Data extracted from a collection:
══════════

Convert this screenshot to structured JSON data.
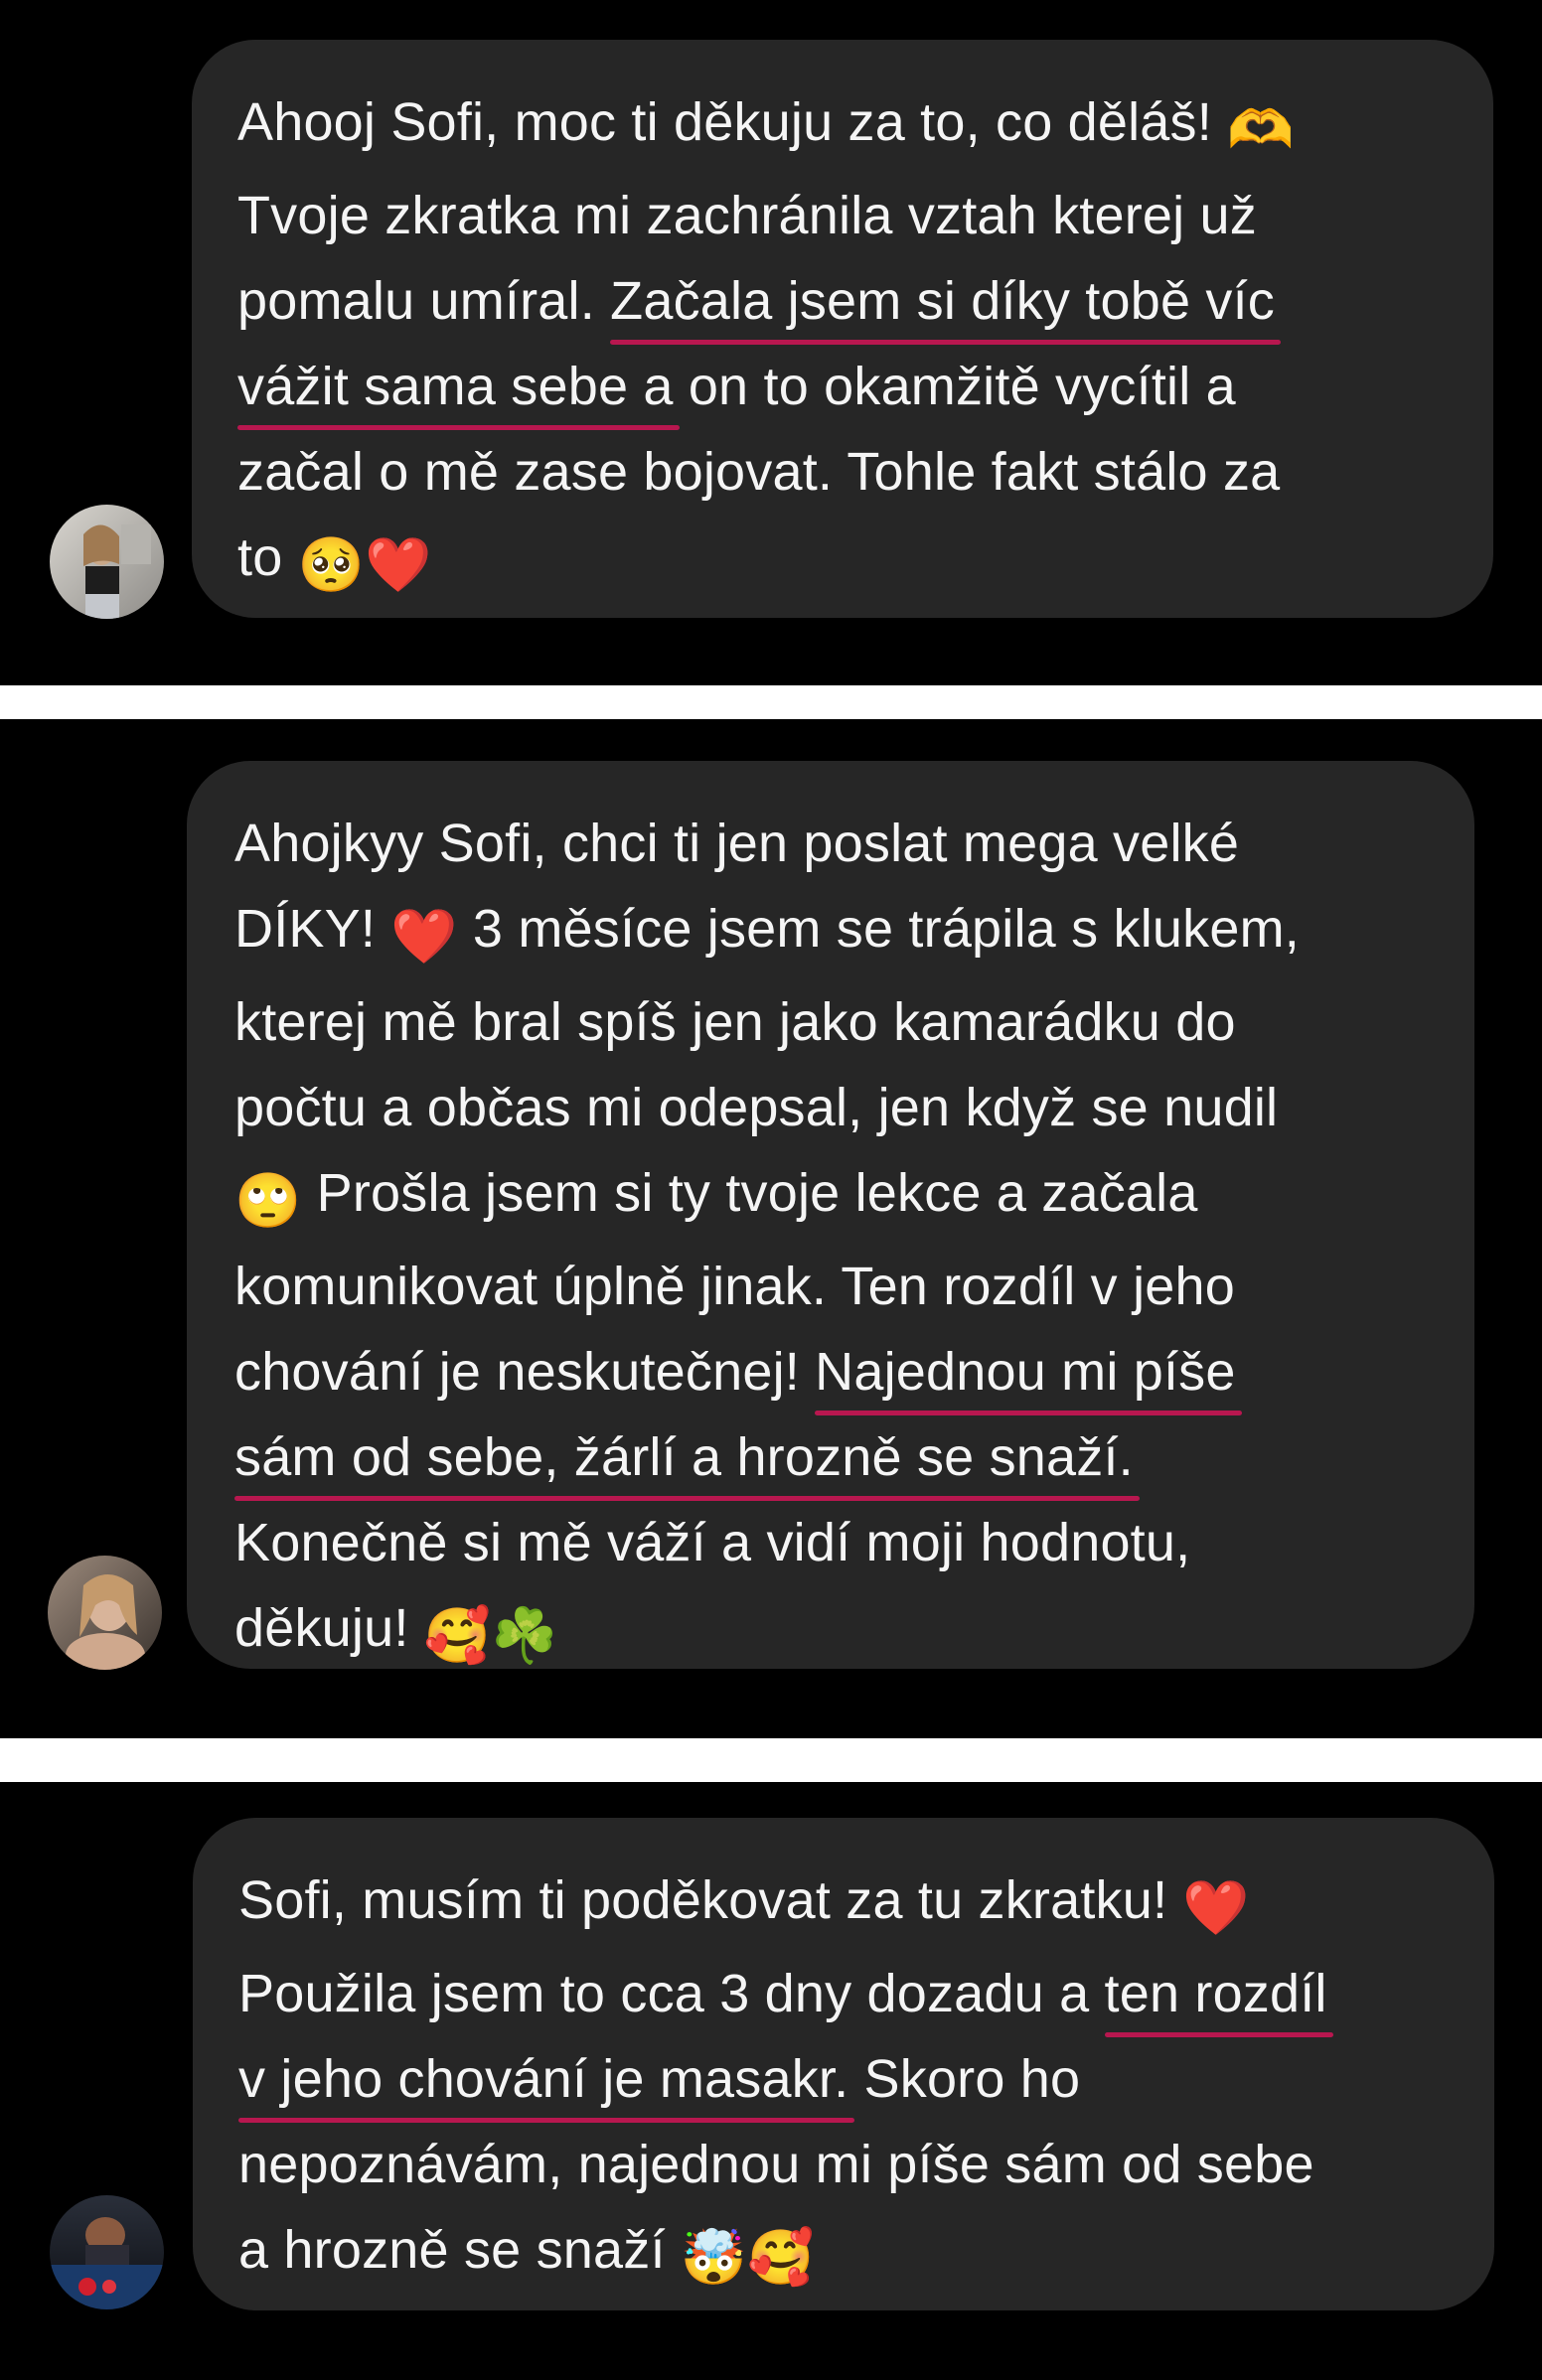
{
  "accent_underline_color": "#b8174f",
  "bubble_color": "#262626",
  "panel_color": "#000000",
  "messages": [
    {
      "avatar_icon": "user-avatar-photo",
      "lines": [
        {
          "pre": "Ahooj Sofi, moc ti děkuju za to, co děláš! ",
          "ul": "",
          "post": "",
          "emoji": "🫶"
        },
        {
          "pre": "Tvoje zkratka mi zachránila vztah kterej už",
          "ul": "",
          "post": "",
          "emoji": ""
        },
        {
          "pre": "pomalu umíral. ",
          "ul": "Začala jsem si díky tobě víc",
          "post": "",
          "emoji": ""
        },
        {
          "pre": "",
          "ul": "vážit sama sebe a",
          "post": " on to okamžitě vycítil a",
          "emoji": ""
        },
        {
          "pre": "začal o mě zase bojovat. Tohle fakt stálo za",
          "ul": "",
          "post": "",
          "emoji": ""
        },
        {
          "pre": "to ",
          "ul": "",
          "post": "",
          "emoji": "🥺❤️"
        }
      ]
    },
    {
      "avatar_icon": "user-avatar-photo",
      "lines": [
        {
          "pre": "Ahojkyy Sofi, chci ti jen poslat mega velké",
          "ul": "",
          "post": "",
          "emoji": ""
        },
        {
          "pre": "DÍKY! ",
          "ul": "",
          "post": " 3 měsíce jsem se trápila s klukem,",
          "emoji": "❤️",
          "emoji_mid": true
        },
        {
          "pre": "kterej mě bral spíš jen jako kamarádku do",
          "ul": "",
          "post": "",
          "emoji": ""
        },
        {
          "pre": "počtu a občas mi odepsal, jen když se nudil",
          "ul": "",
          "post": "",
          "emoji": ""
        },
        {
          "pre": "",
          "ul": "",
          "post": " Prošla jsem si ty tvoje lekce a začala",
          "emoji": "🙄",
          "emoji_mid": true
        },
        {
          "pre": "komunikovat úplně jinak. Ten rozdíl v jeho",
          "ul": "",
          "post": "",
          "emoji": ""
        },
        {
          "pre": "chování je neskutečnej! ",
          "ul": "Najednou mi píše",
          "post": "",
          "emoji": ""
        },
        {
          "pre": "",
          "ul": "sám od sebe, žárlí a hrozně se snaží.",
          "post": "",
          "emoji": ""
        },
        {
          "pre": "Konečně si mě váží a vidí moji hodnotu,",
          "ul": "",
          "post": "",
          "emoji": ""
        },
        {
          "pre": "děkuju! ",
          "ul": "",
          "post": "",
          "emoji": "🥰☘️"
        }
      ]
    },
    {
      "avatar_icon": "user-avatar-photo",
      "lines": [
        {
          "pre": "Sofi, musím ti poděkovat za tu zkratku! ",
          "ul": "",
          "post": "",
          "emoji": "❤️"
        },
        {
          "pre": "Použila jsem to cca 3 dny dozadu a ",
          "ul": "ten rozdíl",
          "post": "",
          "emoji": ""
        },
        {
          "pre": "",
          "ul": "v jeho chování je masakr.",
          "post": " Skoro ho",
          "emoji": ""
        },
        {
          "pre": "nepoznávám, najednou mi píše sám od sebe",
          "ul": "",
          "post": "",
          "emoji": ""
        },
        {
          "pre": "a hrozně se snaží ",
          "ul": "",
          "post": "",
          "emoji": "🤯🥰"
        }
      ]
    }
  ]
}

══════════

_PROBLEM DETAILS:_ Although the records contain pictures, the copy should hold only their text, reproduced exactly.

_ANSWER:_
Convert this screenshot to structured JSON data.
{
  "accent_underline_color": "#b8174f",
  "bubble_color": "#262626",
  "panel_color": "#000000",
  "messages": [
    {
      "avatar_icon": "user-avatar-photo",
      "lines": [
        {
          "pre": "Ahooj Sofi, moc ti děkuju za to, co děláš! ",
          "ul": "",
          "post": "",
          "emoji": "🫶"
        },
        {
          "pre": "Tvoje zkratka mi zachránila vztah kterej už",
          "ul": "",
          "post": "",
          "emoji": ""
        },
        {
          "pre": "pomalu umíral. ",
          "ul": "Začala jsem si díky tobě víc",
          "post": "",
          "emoji": ""
        },
        {
          "pre": "",
          "ul": "vážit sama sebe a",
          "post": " on to okamžitě vycítil a",
          "emoji": ""
        },
        {
          "pre": "začal o mě zase bojovat. Tohle fakt stálo za",
          "ul": "",
          "post": "",
          "emoji": ""
        },
        {
          "pre": "to ",
          "ul": "",
          "post": "",
          "emoji": "🥺❤️"
        }
      ]
    },
    {
      "avatar_icon": "user-avatar-photo",
      "lines": [
        {
          "pre": "Ahojkyy Sofi, chci ti jen poslat mega velké",
          "ul": "",
          "post": "",
          "emoji": ""
        },
        {
          "pre": "DÍKY! ",
          "ul": "",
          "post": " 3 měsíce jsem se trápila s klukem,",
          "emoji": "❤️",
          "emoji_mid": true
        },
        {
          "pre": "kterej mě bral spíš jen jako kamarádku do",
          "ul": "",
          "post": "",
          "emoji": ""
        },
        {
          "pre": "počtu a občas mi odepsal, jen když se nudil",
          "ul": "",
          "post": "",
          "emoji": ""
        },
        {
          "pre": "",
          "ul": "",
          "post": " Prošla jsem si ty tvoje lekce a začala",
          "emoji": "🙄",
          "emoji_mid": true
        },
        {
          "pre": "komunikovat úplně jinak. Ten rozdíl v jeho",
          "ul": "",
          "post": "",
          "emoji": ""
        },
        {
          "pre": "chování je neskutečnej! ",
          "ul": "Najednou mi píše",
          "post": "",
          "emoji": ""
        },
        {
          "pre": "",
          "ul": "sám od sebe, žárlí a hrozně se snaží.",
          "post": "",
          "emoji": ""
        },
        {
          "pre": "Konečně si mě váží a vidí moji hodnotu,",
          "ul": "",
          "post": "",
          "emoji": ""
        },
        {
          "pre": "děkuju! ",
          "ul": "",
          "post": "",
          "emoji": "🥰☘️"
        }
      ]
    },
    {
      "avatar_icon": "user-avatar-photo",
      "lines": [
        {
          "pre": "Sofi, musím ti poděkovat za tu zkratku! ",
          "ul": "",
          "post": "",
          "emoji": "❤️"
        },
        {
          "pre": "Použila jsem to cca 3 dny dozadu a ",
          "ul": "ten rozdíl",
          "post": "",
          "emoji": ""
        },
        {
          "pre": "",
          "ul": "v jeho chování je masakr.",
          "post": " Skoro ho",
          "emoji": ""
        },
        {
          "pre": "nepoznávám, najednou mi píše sám od sebe",
          "ul": "",
          "post": "",
          "emoji": ""
        },
        {
          "pre": "a hrozně se snaží ",
          "ul": "",
          "post": "",
          "emoji": "🤯🥰"
        }
      ]
    }
  ]
}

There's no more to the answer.